Ambylopia is easy to treat, but early detection before the age of six is vital, as correction must take place before the age of six while a child’s visual system is still developing.

KidSight, a Lions International program, has now expanded into Levy County with the Cedar Key Lions Club working in collaboration with the University of Florida Pediatric Ophthalmology Department.

Through this partnership, Lions Club volunteers and UF vision professionals offer free of charge screening at area preschools and daycare centers. 

Lions Club members are trained to conduct the vision screenings. Lions volunteers arrange the screening sessions and use a special hand-held camera that takes digital photographs of the eyes that is used by the University of Florida to identify potential vision problems. 
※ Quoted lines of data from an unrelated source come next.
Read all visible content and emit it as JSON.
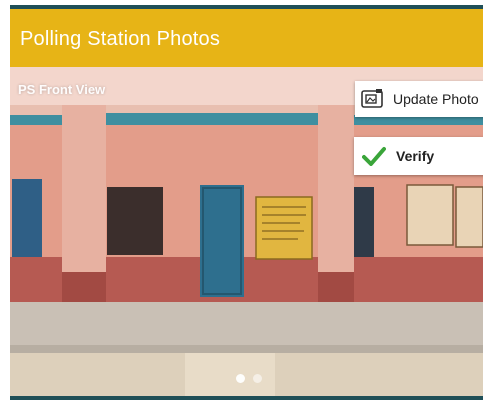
{
  "header": {
    "title": "Polling Station Photos",
    "color": "#e7b416"
  },
  "photo": {
    "caption": "PS Front View",
    "current_slide": 1,
    "slide_count": 2
  },
  "actions": {
    "update_label": "Update Photo",
    "update_icon": "image-edit-icon",
    "verify_label": "Verify",
    "verify_icon": "checkmark-icon",
    "verify_color": "#3aa53a"
  }
}
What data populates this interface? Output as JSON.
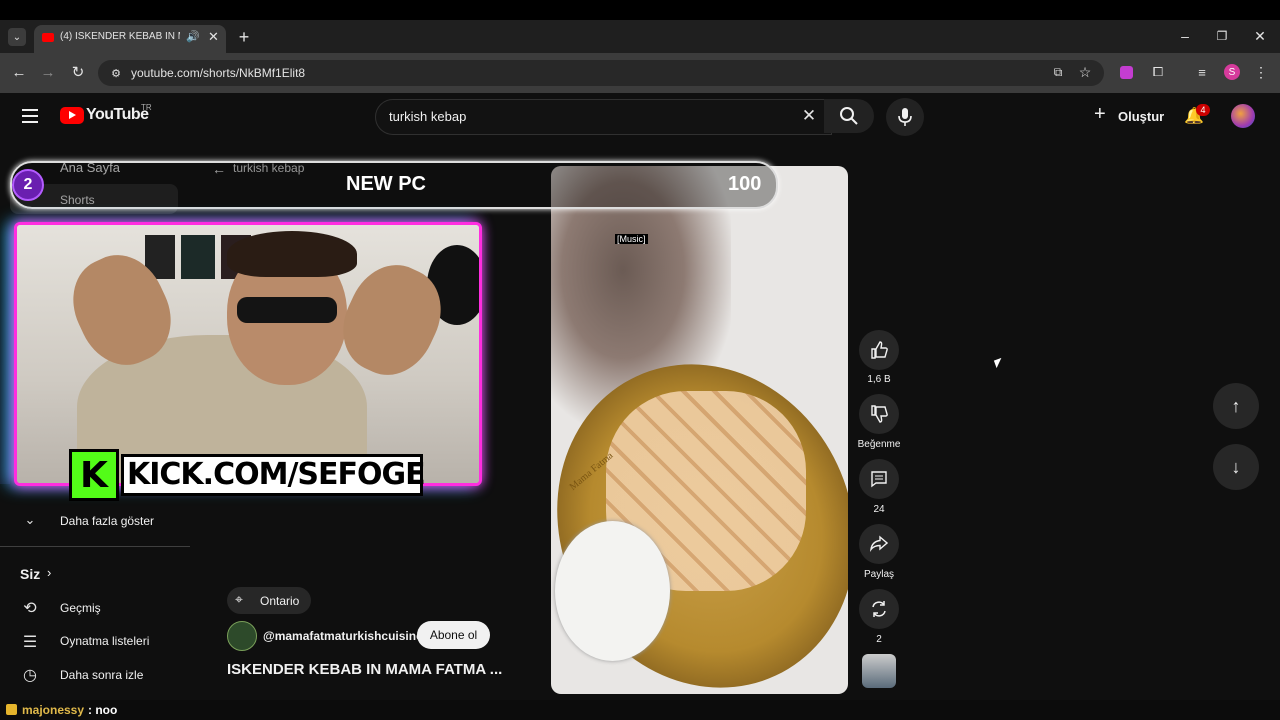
{
  "browser": {
    "tab_title": "(4) ISKENDER KEBAB IN MA",
    "url": "youtube.com/shorts/NkBMf1Elit8",
    "profile_initial": "S"
  },
  "header": {
    "logo_text": "YouTube",
    "region": "TR",
    "search_value": "turkish kebap",
    "create_label": "Oluştur",
    "notif_count": "4"
  },
  "sidebar": {
    "home": "Ana Sayfa",
    "shorts": "Shorts",
    "show_more": "Daha fazla göster",
    "you_section": "Siz",
    "history": "Geçmiş",
    "playlists": "Oynatma listeleri",
    "watch_later": "Daha sonra izle"
  },
  "back_search": "turkish kebap",
  "overlay": {
    "badge_num": "2",
    "banner_title": "NEW PC",
    "banner_value": "100",
    "kick_text": "KICK.COM/SEFOGE",
    "kick_logo": "K"
  },
  "video": {
    "caption": "[Music]",
    "location": "Ontario",
    "channel": "@mamafatmaturkishcuisine",
    "subscribe": "Abone ol",
    "title": "ISKENDER KEBAB IN MAMA FATMA ...",
    "plate_text": "Mama Fatma"
  },
  "actions": {
    "likes": "1,6 B",
    "dislike_label": "Beğenme",
    "comments": "24",
    "share_label": "Paylaş",
    "remix": "2"
  },
  "chat": {
    "user": "majonessy",
    "message": ": noo"
  }
}
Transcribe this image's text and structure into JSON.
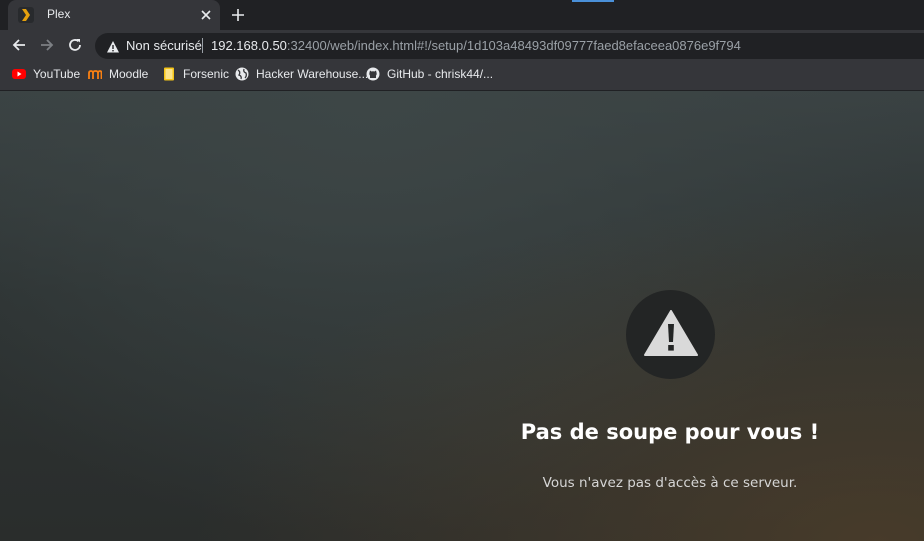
{
  "tab": {
    "title": "Plex",
    "favicon": "plex-chevron-icon",
    "favicon_color": "#e5a00d"
  },
  "toolbar": {
    "back": "back-arrow-icon",
    "forward": "forward-arrow-icon",
    "reload": "reload-icon"
  },
  "omnibox": {
    "security_label": "Non sécurisé",
    "url_host": "192.168.0.50",
    "url_path": ":32400/web/index.html#!/setup/1d103a48493df09777faed8efaceea0876e9f794"
  },
  "bookmarks": [
    {
      "label": "YouTube",
      "icon": "youtube-icon"
    },
    {
      "label": "Moodle",
      "icon": "moodle-icon"
    },
    {
      "label": "Forsenic",
      "icon": "folder-icon"
    },
    {
      "label": "Hacker Warehouse...",
      "icon": "globe-icon"
    },
    {
      "label": "GitHub - chrisk44/...",
      "icon": "github-icon"
    }
  ],
  "page": {
    "icon": "warning-icon",
    "headline": "Pas de soupe pour vous !",
    "message": "Vous n'avez pas d'accès à ce serveur."
  }
}
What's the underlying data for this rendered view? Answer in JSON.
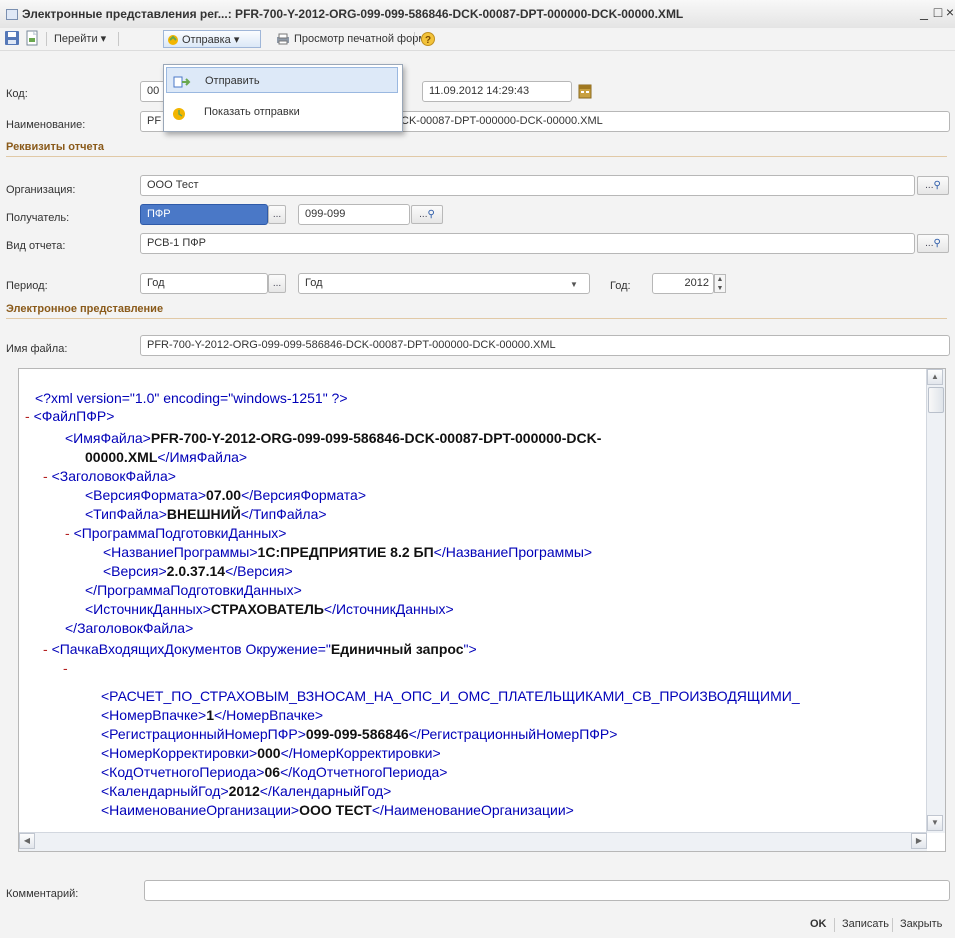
{
  "window": {
    "title": "Электронные представления рег...: PFR-700-Y-2012-ORG-099-099-586846-DCK-00087-DPT-000000-DCK-00000.XML",
    "minimize": "_",
    "maximize": "□",
    "close": "×"
  },
  "toolbar": {
    "goto": "Перейти ▾",
    "send": "Отправка ▾",
    "print_preview": "Просмотр печатной формы",
    "help": "?"
  },
  "send_menu": {
    "items": [
      "Отправить",
      "Показать отправки"
    ]
  },
  "form": {
    "code_label": "Код:",
    "code_value": "00",
    "date_value": "11.09.2012 14:29:43",
    "name_label": "Наименование:",
    "name_value_left": "PF",
    "name_value_right": "CK-00087-DPT-000000-DCK-00000.XML",
    "section_report": "Реквизиты отчета",
    "org_label": "Организация:",
    "org_value": "ООО Тест",
    "recipient_label": "Получатель:",
    "recipient_value": "ПФР",
    "recipient_code": "099-099",
    "report_type_label": "Вид отчета:",
    "report_type_value": "РСВ-1 ПФР",
    "period_label": "Период:",
    "period_value1": "Год",
    "period_value2": "Год",
    "year_label": "Год:",
    "year_value": "2012",
    "section_electronic": "Электронное представление",
    "filename_label": "Имя файла:",
    "filename_value": "PFR-700-Y-2012-ORG-099-099-586846-DCK-00087-DPT-000000-DCK-00000.XML",
    "comment_label": "Комментарий:",
    "comment_value": ""
  },
  "xml": {
    "l1": "<?xml version=\"1.0\" encoding=\"windows-1251\" ?>",
    "minus": "-",
    "l2": "<ФайлПФР>",
    "l3a": "<ИмяФайла>",
    "l3b": "PFR-700-Y-2012-ORG-099-099-586846-DCK-00087-DPT-000000-DCK-",
    "l4b": "00000.XML",
    "l4c": "</ИмяФайла>",
    "l5": "<ЗаголовокФайла>",
    "l6a": "<ВерсияФормата>",
    "l6b": "07.00",
    "l6c": "</ВерсияФормата>",
    "l7a": "<ТипФайла>",
    "l7b": "ВНЕШНИЙ",
    "l7c": "</ТипФайла>",
    "l8": "<ПрограммаПодготовкиДанных>",
    "l9a": "<НазваниеПрограммы>",
    "l9b": "1С:ПРЕДПРИЯТИЕ 8.2 БП",
    "l9c": "</НазваниеПрограммы>",
    "l10a": "<Версия>",
    "l10b": "2.0.37.14",
    "l10c": "</Версия>",
    "l11": "</ПрограммаПодготовкиДанных>",
    "l12a": "<ИсточникДанных>",
    "l12b": "СТРАХОВАТЕЛЬ",
    "l12c": "</ИсточникДанных>",
    "l13": "</ЗаголовокФайла>",
    "l14a": "<ПачкаВходящихДокументов Окружение=\"",
    "l14b": "Единичный запрос",
    "l14c": "\">",
    "l16": "<РАСЧЕТ_ПО_СТРАХОВЫМ_ВЗНОСАМ_НА_ОПС_И_ОМС_ПЛАТЕЛЬЩИКАМИ_СВ_ПРОИЗВОДЯЩИМИ_",
    "l17a": "<НомерВпачке>",
    "l17b": "1",
    "l17c": "</НомерВпачке>",
    "l18a": "<РегистрационныйНомерПФР>",
    "l18b": "099-099-586846",
    "l18c": "</РегистрационныйНомерПФР>",
    "l19a": "<НомерКорректировки>",
    "l19b": "000",
    "l19c": "</НомерКорректировки>",
    "l20a": "<КодОтчетногоПериода>",
    "l20b": "06",
    "l20c": "</КодОтчетногоПериода>",
    "l21a": "<КалендарныйГод>",
    "l21b": "2012",
    "l21c": "</КалендарныйГод>",
    "l22a": "<НаименованиеОрганизации>",
    "l22b": "ООО ТЕСТ",
    "l22c": "</НаименованиеОрганизации>"
  },
  "buttons": {
    "ellipsis": "...",
    "ok": "OK",
    "save": "Записать",
    "close": "Закрыть"
  },
  "colors": {
    "xml_tag": "#0000b8",
    "xml_value": "#111111",
    "section_header": "#8a5a1a",
    "selection": "#4a78c7"
  }
}
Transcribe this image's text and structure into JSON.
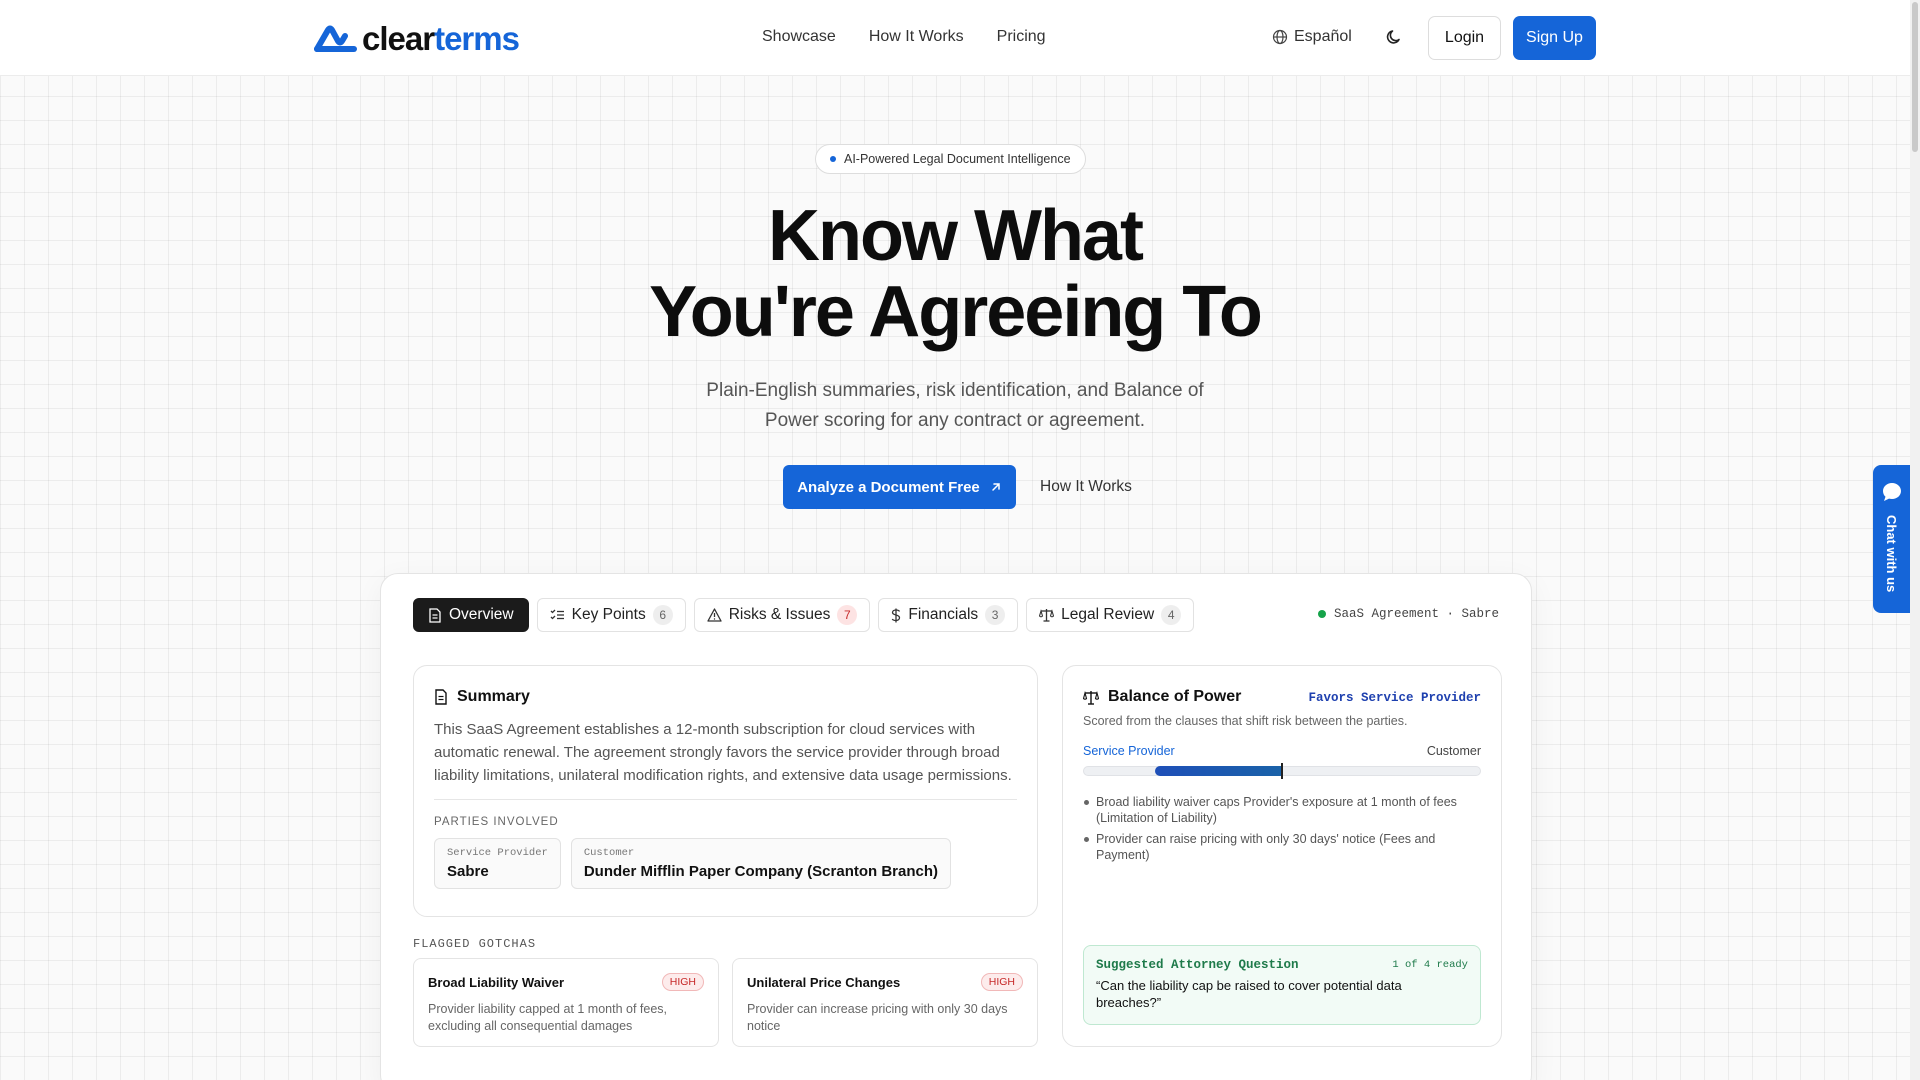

After the Lions Club conducts the screening, the screening information is sent to the University of Florida Pediatric Ophthalmology Department where screening results are interpreted for possible vision problems. After the screening photographs have been interpreted, results are reported back to families. 

Parents receive a notification form that tells them that their child either passed the screening, the photo was unreadable, that a borderline or mild problem was detected,  or a vision problem was identified and their child should be examined by a specialist.

Cedar Key Lions KidSight coordinator Judy Duvall said, “Our free screening is conducted at any child care center in Levy County that requests one. We do it wherever the kids are, be they daycare centers, kindergartens or preschools. Our goal is to screen every child aged one through five in Levy county. ” 

“KidSight screening is so important, because it goes beyond the regular vision screening provided in schools. With specialized KidSight equipment that the Cedar Key Lions Club has helped purchase, we can detect children’s vision problems early, giving the child an opportunity to have a good start of going through school with their vision corrected,” she explained.

Cedar Key Lions members attended a special three-hour training session to learn proper operation of the camera and how to check the child’s information form.

“The screening itself is quick and easy. It’s as simple as taking a picture. It takes five minutes and the life-long effect that it can have on a child’s vision is well worth our volunteer time.” remarked Duvall.

In areas of the country where the Lions KidSight program has been running, tens of thousands of children have been screened with hundreds of children - aged one through six - diagnosed early enough for treatment to correct their vision before it was too late. 

To schedule a vision screening clinic, call Levy County KidSight coordinator, Lion Judy Duvall at (352) 507-1177. 

More information on the Lions KidSight program can be found at www.peds.ufl.edu/kidsight.

A moving video in a parent’s own words on how the Lions KidSight screening saved her pre-school child’s vision can be seen at www.peds.ufl.edu/kidsight/family-resources.asp